WHAT YOU SHOULD DO: For each record here, output an exact copy.

(Records from a dataset)
□ □ □ □ □ □ □
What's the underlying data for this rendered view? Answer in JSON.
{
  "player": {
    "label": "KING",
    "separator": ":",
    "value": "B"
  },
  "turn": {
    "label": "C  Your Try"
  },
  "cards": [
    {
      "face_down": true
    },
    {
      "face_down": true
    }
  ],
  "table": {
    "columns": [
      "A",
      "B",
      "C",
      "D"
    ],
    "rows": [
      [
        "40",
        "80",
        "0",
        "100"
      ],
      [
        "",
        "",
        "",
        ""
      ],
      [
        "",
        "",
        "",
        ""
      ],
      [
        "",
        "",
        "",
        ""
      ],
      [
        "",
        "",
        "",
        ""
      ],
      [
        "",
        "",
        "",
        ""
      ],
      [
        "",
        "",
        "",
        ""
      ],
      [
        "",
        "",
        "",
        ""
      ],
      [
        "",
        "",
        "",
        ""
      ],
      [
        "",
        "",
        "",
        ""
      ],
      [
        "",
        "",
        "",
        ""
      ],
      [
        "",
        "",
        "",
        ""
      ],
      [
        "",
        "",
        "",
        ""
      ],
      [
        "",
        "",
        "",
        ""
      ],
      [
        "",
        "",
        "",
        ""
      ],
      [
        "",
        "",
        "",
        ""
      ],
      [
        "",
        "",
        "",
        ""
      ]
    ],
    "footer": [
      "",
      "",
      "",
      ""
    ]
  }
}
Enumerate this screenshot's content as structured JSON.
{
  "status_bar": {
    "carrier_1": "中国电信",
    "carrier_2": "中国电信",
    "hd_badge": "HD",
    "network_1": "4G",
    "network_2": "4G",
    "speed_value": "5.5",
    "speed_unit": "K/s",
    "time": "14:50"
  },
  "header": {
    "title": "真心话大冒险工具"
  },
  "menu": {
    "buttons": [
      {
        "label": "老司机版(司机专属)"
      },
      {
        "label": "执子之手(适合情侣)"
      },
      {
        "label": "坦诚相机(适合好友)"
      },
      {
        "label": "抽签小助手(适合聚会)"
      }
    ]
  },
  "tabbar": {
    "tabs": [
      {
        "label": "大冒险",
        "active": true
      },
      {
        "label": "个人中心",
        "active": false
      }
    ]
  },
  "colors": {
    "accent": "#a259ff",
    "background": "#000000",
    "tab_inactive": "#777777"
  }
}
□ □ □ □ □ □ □
EXERCISE RESULT:
What's the underlying data for this rendered view? Answer in JSON.
{
  "player": {
    "label": "KING",
    "separator": ":",
    "value": "B"
  },
  "turn": {
    "label": "C  Your Try"
  },
  "cards": [
    {
      "face_down": true
    },
    {
      "face_down": true
    }
  ],
  "table": {
    "columns": [
      "A",
      "B",
      "C",
      "D"
    ],
    "rows": [
      [
        "40",
        "80",
        "0",
        "100"
      ],
      [
        "",
        "",
        "",
        ""
      ],
      [
        "",
        "",
        "",
        ""
      ],
      [
        "",
        "",
        "",
        ""
      ],
      [
        "",
        "",
        "",
        ""
      ],
      [
        "",
        "",
        "",
        ""
      ],
      [
        "",
        "",
        "",
        ""
      ],
      [
        "",
        "",
        "",
        ""
      ],
      [
        "",
        "",
        "",
        ""
      ],
      [
        "",
        "",
        "",
        ""
      ],
      [
        "",
        "",
        "",
        ""
      ],
      [
        "",
        "",
        "",
        ""
      ],
      [
        "",
        "",
        "",
        ""
      ],
      [
        "",
        "",
        "",
        ""
      ],
      [
        "",
        "",
        "",
        ""
      ],
      [
        "",
        "",
        "",
        ""
      ],
      [
        "",
        "",
        "",
        ""
      ]
    ],
    "footer": [
      "",
      "",
      "",
      ""
    ]
  }
}
Enumerate this screenshot's content as structured JSON.
{
  "status_bar": {
    "carrier_1": "中国电信",
    "carrier_2": "中国电信",
    "hd_badge": "HD",
    "network_1": "4G",
    "network_2": "4G",
    "speed_value": "5.5",
    "speed_unit": "K/s",
    "time": "14:50"
  },
  "header": {
    "title": "真心话大冒险工具"
  },
  "menu": {
    "buttons": [
      {
        "label": "老司机版(司机专属)"
      },
      {
        "label": "执子之手(适合情侣)"
      },
      {
        "label": "坦诚相机(适合好友)"
      },
      {
        "label": "抽签小助手(适合聚会)"
      }
    ]
  },
  "tabbar": {
    "tabs": [
      {
        "label": "大冒险",
        "active": true
      },
      {
        "label": "个人中心",
        "active": false
      }
    ]
  },
  "colors": {
    "accent": "#a259ff",
    "background": "#000000",
    "tab_inactive": "#777777"
  }
}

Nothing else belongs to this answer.